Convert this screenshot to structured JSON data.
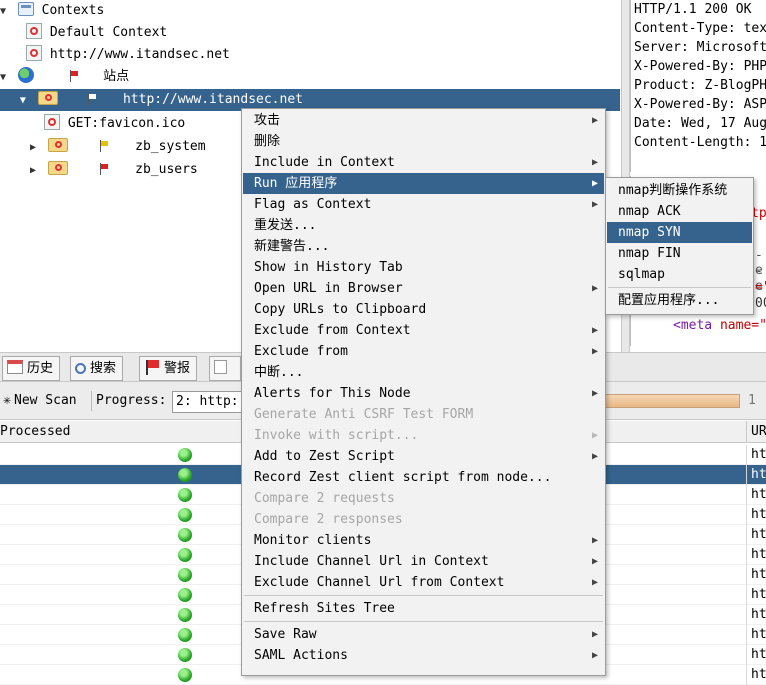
{
  "tree": {
    "contexts_label": "Contexts",
    "default_context": "Default Context",
    "context_url": "http://www.itandsec.net",
    "sites_label": "站点",
    "site_url": "http://www.itandsec.net",
    "favicon_node": "GET:favicon.ico",
    "folder_system": "zb_system",
    "folder_users": "zb_users"
  },
  "response": {
    "headers": [
      "HTTP/1.1 200 OK",
      "Content-Type: tex",
      "Server: Microsoft",
      "X-Powered-By: PHP",
      "Product: Z-BlogPH",
      "X-Powered-By: ASP",
      "Date: Wed, 17 Aug",
      "Content-Length: 1"
    ],
    "body_fragments": [
      "tp",
      "-e",
      "-e",
      "=\"",
      "000",
      "=\""
    ],
    "meta_tag": "<meta",
    "meta_attr": "name=\""
  },
  "tabs": [
    {
      "label": "历史",
      "icon": "calendar-icon"
    },
    {
      "label": "搜索",
      "icon": "search-icon"
    },
    {
      "label": "警报",
      "icon": "alert-flag-icon"
    },
    {
      "label": "",
      "icon": "document-icon"
    }
  ],
  "scan": {
    "new_scan_label": "New Scan",
    "progress_label": "Progress:",
    "progress_select": "2: http:",
    "progress_value": "1"
  },
  "table": {
    "header_processed": "Processed",
    "header_url": "UR",
    "rows": [
      {
        "url": "ht",
        "selected": false
      },
      {
        "url": "ht",
        "selected": true
      },
      {
        "url": "ht",
        "selected": false
      },
      {
        "url": "ht",
        "selected": false
      },
      {
        "url": "ht",
        "selected": false
      },
      {
        "url": "ht",
        "selected": false
      },
      {
        "url": "ht",
        "selected": false
      },
      {
        "url": "ht",
        "selected": false
      },
      {
        "url": "ht",
        "selected": false
      },
      {
        "url": "ht",
        "selected": false
      },
      {
        "url": "ht",
        "selected": false
      },
      {
        "url": "ht",
        "selected": false
      }
    ]
  },
  "context_menu": {
    "items": [
      {
        "label": "攻击",
        "submenu": true,
        "disabled": false
      },
      {
        "label": "删除",
        "submenu": false,
        "disabled": false
      },
      {
        "label": "Include in Context",
        "submenu": true,
        "disabled": false
      },
      {
        "label": "Run 应用程序",
        "submenu": true,
        "disabled": false,
        "highlighted": true
      },
      {
        "label": "Flag as Context",
        "submenu": true,
        "disabled": false
      },
      {
        "label": "重发送...",
        "submenu": false,
        "disabled": false
      },
      {
        "label": "新建警告...",
        "submenu": false,
        "disabled": false
      },
      {
        "label": "Show in History Tab",
        "submenu": false,
        "disabled": false
      },
      {
        "label": "Open URL in Browser",
        "submenu": true,
        "disabled": false
      },
      {
        "label": "Copy URLs to Clipboard",
        "submenu": false,
        "disabled": false
      },
      {
        "label": "Exclude from Context",
        "submenu": true,
        "disabled": false
      },
      {
        "label": "Exclude from",
        "submenu": true,
        "disabled": false
      },
      {
        "label": "中断...",
        "submenu": false,
        "disabled": false
      },
      {
        "label": "Alerts for This Node",
        "submenu": true,
        "disabled": false
      },
      {
        "label": "Generate Anti CSRF Test FORM",
        "submenu": false,
        "disabled": true
      },
      {
        "label": "Invoke with script...",
        "submenu": true,
        "disabled": true
      },
      {
        "label": "Add to Zest Script",
        "submenu": true,
        "disabled": false
      },
      {
        "label": "Record Zest client script from node...",
        "submenu": false,
        "disabled": false
      },
      {
        "label": "Compare 2 requests",
        "submenu": false,
        "disabled": true
      },
      {
        "label": "Compare 2 responses",
        "submenu": false,
        "disabled": true
      },
      {
        "label": "Monitor clients",
        "submenu": true,
        "disabled": false
      },
      {
        "label": "Include Channel Url in Context",
        "submenu": true,
        "disabled": false
      },
      {
        "label": "Exclude Channel Url from Context",
        "submenu": true,
        "disabled": false
      },
      {
        "label": "Refresh Sites Tree",
        "submenu": false,
        "disabled": false
      },
      {
        "label": "Save Raw",
        "submenu": true,
        "disabled": false
      },
      {
        "label": "SAML Actions",
        "submenu": true,
        "disabled": false
      }
    ]
  },
  "sub_menu": {
    "items": [
      {
        "label": "nmap判断操作系统"
      },
      {
        "label": "nmap ACK"
      },
      {
        "label": "nmap SYN",
        "highlighted": true
      },
      {
        "label": "nmap FIN"
      },
      {
        "label": "sqlmap"
      },
      {
        "label": "配置应用程序..."
      }
    ]
  },
  "colors": {
    "selection": "#35638e",
    "menu_bg": "#f2f2f2",
    "disabled_text": "#a6a6a6",
    "status_green": "#2aa82a"
  }
}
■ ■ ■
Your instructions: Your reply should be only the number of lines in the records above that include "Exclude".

Answer: 3